On 1st February, IPA President Richard Charkin gave an opening address at the book fair in front of Prime Minister Sheikh Hasina and other senior ministers.

Charkin said of the arrests: “This is another big step in the wrong direction for freedom of expression in Bangladesh. Two weeks ago I spoke about the vital importance of allowing publishing to prosper freely. I call on Prime Minister Hasina now to put this right and ensure Shamsuzzoha Manik is freed immediately and given the protection he needs. Bangladesh needs to take sincere, serious steps to stop this slide into a situation where extremists call the shots and the state does their bidding.”

Last year the IPA and its Bangladeshi member, the Academic and Creative Publishers Association of Bangladesh (ACPAB), called on the government to do more to protect publishers following a string of violent attacks that left four bloggers and a publisher dead and several more badly wounded.

ACPAB executive director Kamrul Hasan Shayok said: “We are very worried by the arrest of publisher Shamsuzzoha Manik. We hope he'll get proper judgement. It is a sobering fact that in Bangladesh there is an enormous lack of awareness regarding freedom to publish. We have to work together with the IPA to build up this awareness and to remove the root of militancy from our society. For the sake of progressive and modern Bangladesh we must safeguard freedom to publish in Bangladesh.”

Among those who survived one of last year’s attacks was Bangladeshi publisher Ahmedur Rashid Chowdhury, who was seriously wounded for publishing books by Bangladeshi-American writer and Avijit Roy, a secular blogger who was among those murdered in early 2015.

Known as 'Tutul', Chowdhury has been in hiding since the October 2015 attack. However, he has agreed to take part in a panel debate on freedom to publish at the IPA Congress, in London, from 9th to 12th April 2016.

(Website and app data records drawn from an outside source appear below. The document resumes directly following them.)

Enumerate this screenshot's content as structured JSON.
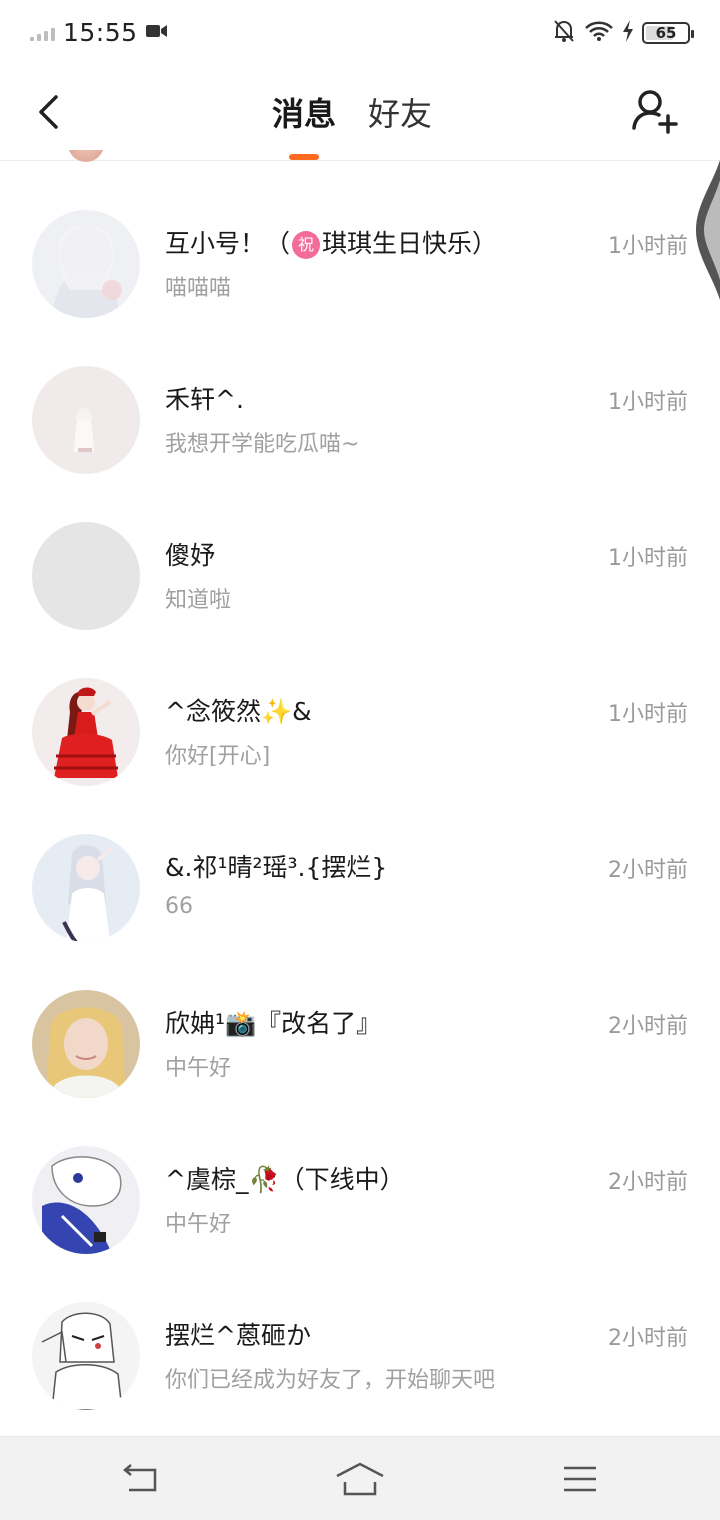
{
  "status_bar": {
    "time": "15:55",
    "battery_level": "65",
    "icons": [
      "signal-icon",
      "video-icon",
      "mute-icon",
      "wifi-icon",
      "charging-icon",
      "battery-icon"
    ]
  },
  "header": {
    "tabs": [
      {
        "label": "消息",
        "active": true
      },
      {
        "label": "好友",
        "active": false
      }
    ],
    "accent_color": "#ff6a1f"
  },
  "conversations": [
    {
      "name_pre": "互小号！（",
      "badge": "祝",
      "name_post": "琪琪生日快乐）",
      "preview": "喵喵喵",
      "time": "1小时前"
    },
    {
      "name_pre": "禾轩^.",
      "preview": "我想开学能吃瓜喵~",
      "time": "1小时前"
    },
    {
      "name_pre": "傻妤",
      "preview": "知道啦",
      "time": "1小时前"
    },
    {
      "name_pre": "^念筱然",
      "sparkle": "✨",
      "name_post": "&",
      "preview": "你好[开心]",
      "time": "1小时前"
    },
    {
      "name_pre": "&.祁¹晴²瑶³.{摆烂}",
      "preview": "66",
      "time": "2小时前"
    },
    {
      "name_pre": "欣姌¹",
      "camera": "📸",
      "name_post": "『改名了』",
      "preview": "中午好",
      "time": "2小时前"
    },
    {
      "name_pre": "^虞棕_",
      "rose": "🥀",
      "name_post": "（下线中）",
      "preview": "中午好",
      "time": "2小时前"
    },
    {
      "name_pre": "摆烂^蒽砸か",
      "preview": "你们已经成为好友了，开始聊天吧",
      "time": "2小时前"
    }
  ]
}
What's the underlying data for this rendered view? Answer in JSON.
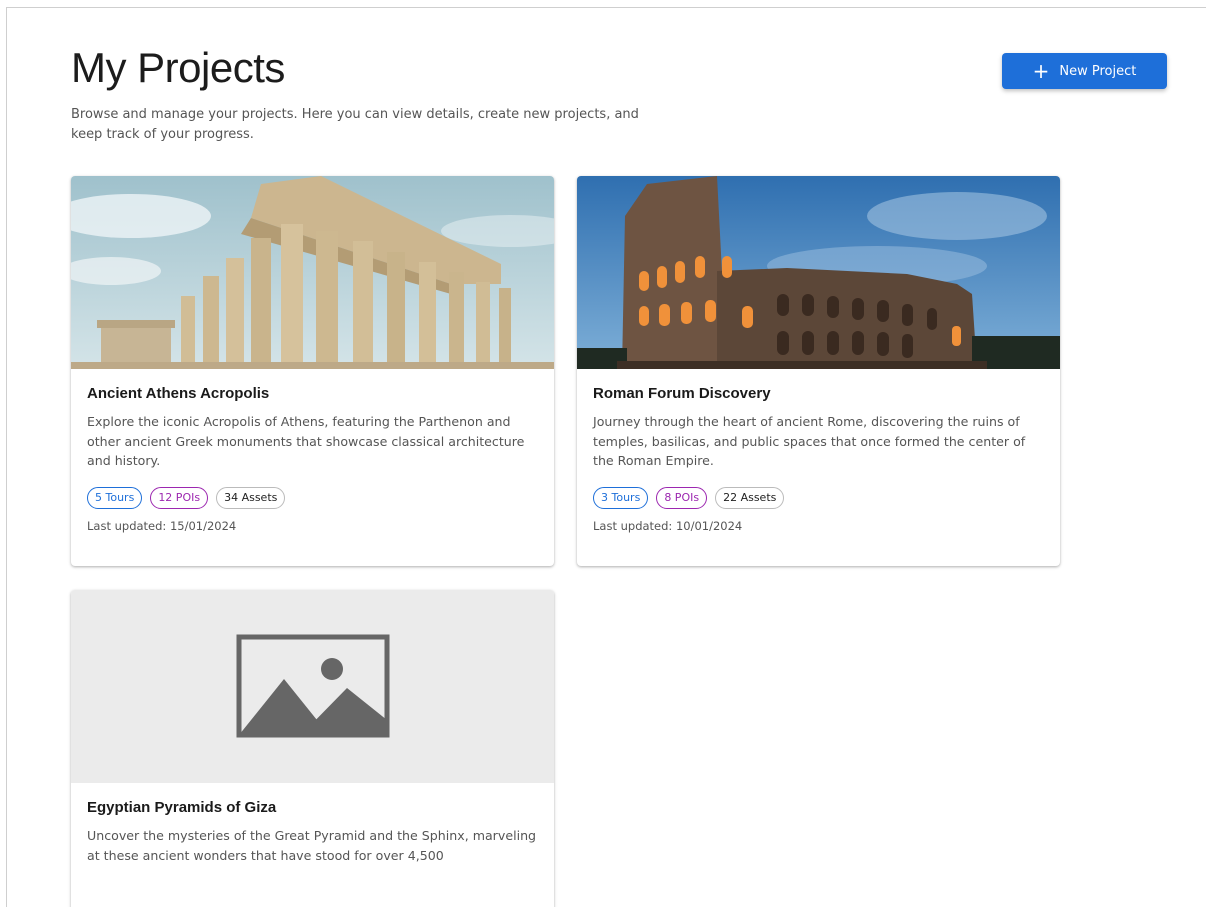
{
  "header": {
    "title": "My Projects",
    "description": "Browse and manage your projects. Here you can view details, create new projects, and keep track of your progress.",
    "new_project_label": "New Project",
    "new_project_icon": "plus-icon"
  },
  "colors": {
    "primary": "#1e6fd9",
    "tours_chip": "#1e6fd9",
    "pois_chip": "#9c27b0",
    "placeholder_bg": "#ebebeb",
    "placeholder_icon": "#666666"
  },
  "projects": [
    {
      "title": "Ancient Athens Acropolis",
      "description": "Explore the iconic Acropolis of Athens, featuring the Parthenon and other ancient Greek monuments that showcase classical architecture and history.",
      "tours": "5 Tours",
      "pois": "12 POIs",
      "assets": "34 Assets",
      "updated": "Last updated: 15/01/2024"
    },
    {
      "title": "Roman Forum Discovery",
      "description": "Journey through the heart of ancient Rome, discovering the ruins of temples, basilicas, and public spaces that once formed the center of the Roman Empire.",
      "tours": "3 Tours",
      "pois": "8 POIs",
      "assets": "22 Assets",
      "updated": "Last updated: 10/01/2024"
    },
    {
      "title": "Egyptian Pyramids of Giza",
      "description": "Uncover the mysteries of the Great Pyramid and the Sphinx, marveling at these ancient wonders that have stood for over 4,500"
    }
  ]
}
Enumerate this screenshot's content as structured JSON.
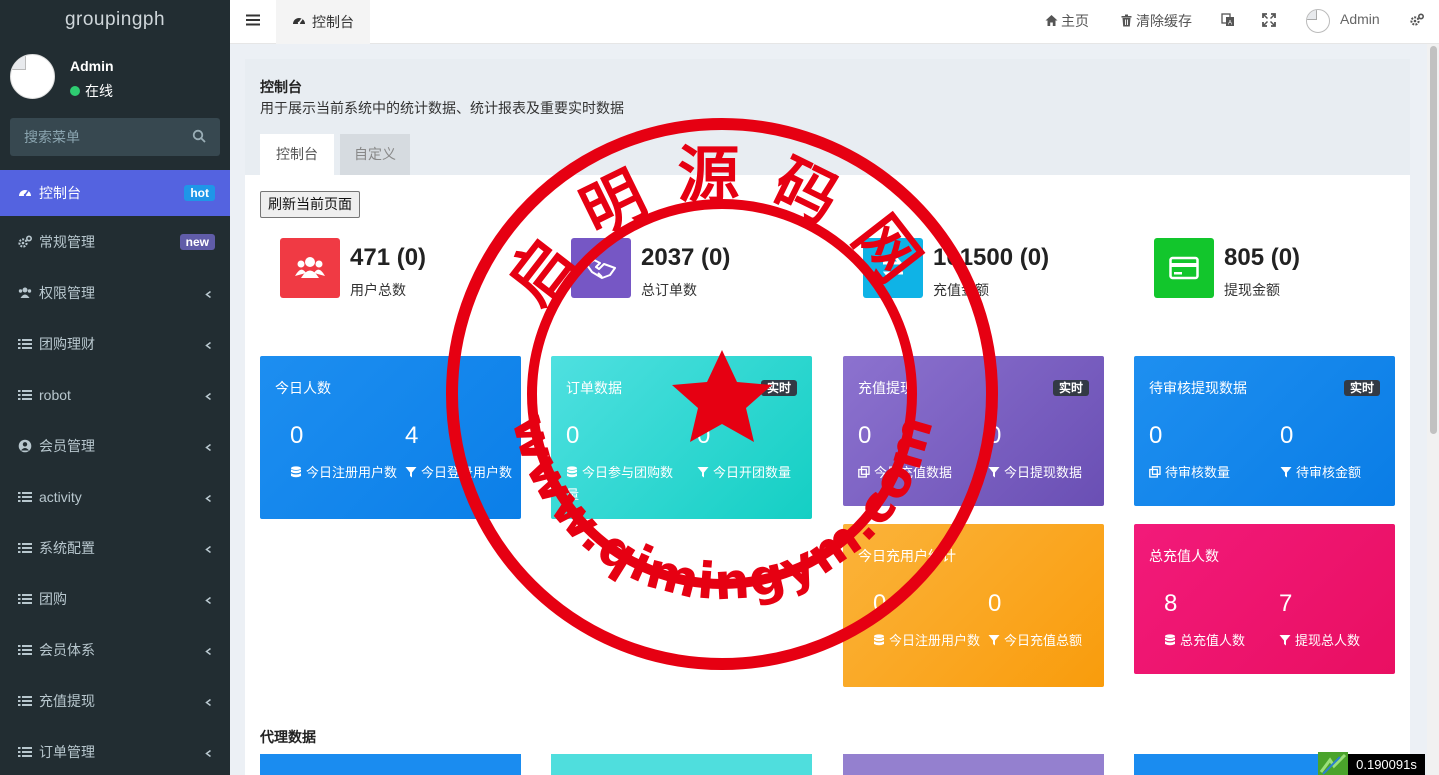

He said: “This arrest is deeply upsetting and worrying; I fear that in Bangladesh we are seeing a return to the terrible events of 2015. I sincerely hope that Shamsuzzoha Manik is quickly freed and allowed to resume his important work. When the state becomes the agent of an extremist agenda, then freedom of expression and other fundamental human rights fall victim to tyranny and violence, and the whole of society suffers.”